> To do
Copy all of the records below verbatim.

(Data about app and page elements)
=== Begin Enclosure ===

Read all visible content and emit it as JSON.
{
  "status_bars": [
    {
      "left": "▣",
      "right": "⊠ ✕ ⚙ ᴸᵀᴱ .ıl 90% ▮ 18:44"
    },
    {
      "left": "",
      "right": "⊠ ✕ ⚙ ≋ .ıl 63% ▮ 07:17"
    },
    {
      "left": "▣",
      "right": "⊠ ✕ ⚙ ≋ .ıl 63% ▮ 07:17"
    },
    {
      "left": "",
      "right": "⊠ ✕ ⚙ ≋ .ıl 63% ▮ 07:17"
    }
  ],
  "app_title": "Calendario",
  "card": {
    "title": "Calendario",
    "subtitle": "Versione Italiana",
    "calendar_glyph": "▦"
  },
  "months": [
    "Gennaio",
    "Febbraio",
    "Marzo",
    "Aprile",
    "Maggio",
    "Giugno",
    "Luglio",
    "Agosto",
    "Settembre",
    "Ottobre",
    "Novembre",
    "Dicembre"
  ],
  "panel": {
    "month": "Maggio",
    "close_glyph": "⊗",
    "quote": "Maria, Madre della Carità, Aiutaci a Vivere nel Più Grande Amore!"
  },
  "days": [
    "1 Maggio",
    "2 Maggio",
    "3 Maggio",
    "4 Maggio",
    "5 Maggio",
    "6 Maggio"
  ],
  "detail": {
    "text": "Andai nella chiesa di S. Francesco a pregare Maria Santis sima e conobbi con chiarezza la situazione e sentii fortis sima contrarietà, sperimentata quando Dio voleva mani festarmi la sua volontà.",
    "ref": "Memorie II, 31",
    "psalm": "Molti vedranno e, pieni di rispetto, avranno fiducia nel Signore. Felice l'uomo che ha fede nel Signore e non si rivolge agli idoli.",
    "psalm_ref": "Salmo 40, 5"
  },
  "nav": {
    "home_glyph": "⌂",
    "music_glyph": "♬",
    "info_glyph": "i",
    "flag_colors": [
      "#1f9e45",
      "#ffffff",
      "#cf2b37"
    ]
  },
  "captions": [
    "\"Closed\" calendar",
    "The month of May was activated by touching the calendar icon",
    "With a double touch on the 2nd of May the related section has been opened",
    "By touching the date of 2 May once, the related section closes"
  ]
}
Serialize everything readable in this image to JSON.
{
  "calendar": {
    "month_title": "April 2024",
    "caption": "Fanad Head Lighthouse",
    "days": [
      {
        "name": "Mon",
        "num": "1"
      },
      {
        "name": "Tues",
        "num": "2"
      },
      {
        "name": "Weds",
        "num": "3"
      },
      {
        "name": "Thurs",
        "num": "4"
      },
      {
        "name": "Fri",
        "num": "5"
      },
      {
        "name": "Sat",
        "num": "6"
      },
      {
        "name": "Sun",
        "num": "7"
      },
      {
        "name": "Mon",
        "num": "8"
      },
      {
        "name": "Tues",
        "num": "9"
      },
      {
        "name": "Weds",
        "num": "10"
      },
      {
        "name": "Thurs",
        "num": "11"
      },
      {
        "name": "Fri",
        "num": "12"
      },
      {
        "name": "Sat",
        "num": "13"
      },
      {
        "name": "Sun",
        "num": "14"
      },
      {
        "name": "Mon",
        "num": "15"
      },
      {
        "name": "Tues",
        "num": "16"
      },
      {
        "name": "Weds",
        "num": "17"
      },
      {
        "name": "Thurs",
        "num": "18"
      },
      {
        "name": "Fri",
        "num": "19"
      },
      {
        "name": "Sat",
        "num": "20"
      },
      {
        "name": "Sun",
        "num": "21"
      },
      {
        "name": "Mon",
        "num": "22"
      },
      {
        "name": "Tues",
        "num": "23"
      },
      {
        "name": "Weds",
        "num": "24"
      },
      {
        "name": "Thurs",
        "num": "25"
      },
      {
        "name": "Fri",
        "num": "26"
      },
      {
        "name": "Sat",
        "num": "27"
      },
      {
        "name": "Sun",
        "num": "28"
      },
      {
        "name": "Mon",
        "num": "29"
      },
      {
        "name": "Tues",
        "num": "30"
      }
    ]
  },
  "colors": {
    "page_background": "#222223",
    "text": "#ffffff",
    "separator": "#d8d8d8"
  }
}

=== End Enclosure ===

> Response box
Read all visible content and emit it as JSON.
{
  "status_bars": [
    {
      "left": "▣",
      "right": "⊠ ✕ ⚙ ᴸᵀᴱ .ıl 90% ▮ 18:44"
    },
    {
      "left": "",
      "right": "⊠ ✕ ⚙ ≋ .ıl 63% ▮ 07:17"
    },
    {
      "left": "▣",
      "right": "⊠ ✕ ⚙ ≋ .ıl 63% ▮ 07:17"
    },
    {
      "left": "",
      "right": "⊠ ✕ ⚙ ≋ .ıl 63% ▮ 07:17"
    }
  ],
  "app_title": "Calendario",
  "card": {
    "title": "Calendario",
    "subtitle": "Versione Italiana",
    "calendar_glyph": "▦"
  },
  "months": [
    "Gennaio",
    "Febbraio",
    "Marzo",
    "Aprile",
    "Maggio",
    "Giugno",
    "Luglio",
    "Agosto",
    "Settembre",
    "Ottobre",
    "Novembre",
    "Dicembre"
  ],
  "panel": {
    "month": "Maggio",
    "close_glyph": "⊗",
    "quote": "Maria, Madre della Carità, Aiutaci a Vivere nel Più Grande Amore!"
  },
  "days": [
    "1 Maggio",
    "2 Maggio",
    "3 Maggio",
    "4 Maggio",
    "5 Maggio",
    "6 Maggio"
  ],
  "detail": {
    "text": "Andai nella chiesa di S. Francesco a pregare Maria Santis sima e conobbi con chiarezza la situazione e sentii fortis sima contrarietà, sperimentata quando Dio voleva mani festarmi la sua volontà.",
    "ref": "Memorie II, 31",
    "psalm": "Molti vedranno e, pieni di rispetto, avranno fiducia nel Signore. Felice l'uomo che ha fede nel Signore e non si rivolge agli idoli.",
    "psalm_ref": "Salmo 40, 5"
  },
  "nav": {
    "home_glyph": "⌂",
    "music_glyph": "♬",
    "info_glyph": "i",
    "flag_colors": [
      "#1f9e45",
      "#ffffff",
      "#cf2b37"
    ]
  },
  "captions": [
    "\"Closed\" calendar",
    "The month of May was activated by touching the calendar icon",
    "With a double touch on the 2nd of May the related section has been opened",
    "By touching the date of 2 May once, the related section closes"
  ]
}
Serialize everything readable in this image to JSON.
{
  "calendar": {
    "month_title": "April 2024",
    "caption": "Fanad Head Lighthouse",
    "days": [
      {
        "name": "Mon",
        "num": "1"
      },
      {
        "name": "Tues",
        "num": "2"
      },
      {
        "name": "Weds",
        "num": "3"
      },
      {
        "name": "Thurs",
        "num": "4"
      },
      {
        "name": "Fri",
        "num": "5"
      },
      {
        "name": "Sat",
        "num": "6"
      },
      {
        "name": "Sun",
        "num": "7"
      },
      {
        "name": "Mon",
        "num": "8"
      },
      {
        "name": "Tues",
        "num": "9"
      },
      {
        "name": "Weds",
        "num": "10"
      },
      {
        "name": "Thurs",
        "num": "11"
      },
      {
        "name": "Fri",
        "num": "12"
      },
      {
        "name": "Sat",
        "num": "13"
      },
      {
        "name": "Sun",
        "num": "14"
      },
      {
        "name": "Mon",
        "num": "15"
      },
      {
        "name": "Tues",
        "num": "16"
      },
      {
        "name": "Weds",
        "num": "17"
      },
      {
        "name": "Thurs",
        "num": "18"
      },
      {
        "name": "Fri",
        "num": "19"
      },
      {
        "name": "Sat",
        "num": "20"
      },
      {
        "name": "Sun",
        "num": "21"
      },
      {
        "name": "Mon",
        "num": "22"
      },
      {
        "name": "Tues",
        "num": "23"
      },
      {
        "name": "Weds",
        "num": "24"
      },
      {
        "name": "Thurs",
        "num": "25"
      },
      {
        "name": "Fri",
        "num": "26"
      },
      {
        "name": "Sat",
        "num": "27"
      },
      {
        "name": "Sun",
        "num": "28"
      },
      {
        "name": "Mon",
        "num": "29"
      },
      {
        "name": "Tues",
        "num": "30"
      }
    ]
  },
  "colors": {
    "page_background": "#222223",
    "text": "#ffffff",
    "separator": "#d8d8d8"
  }
}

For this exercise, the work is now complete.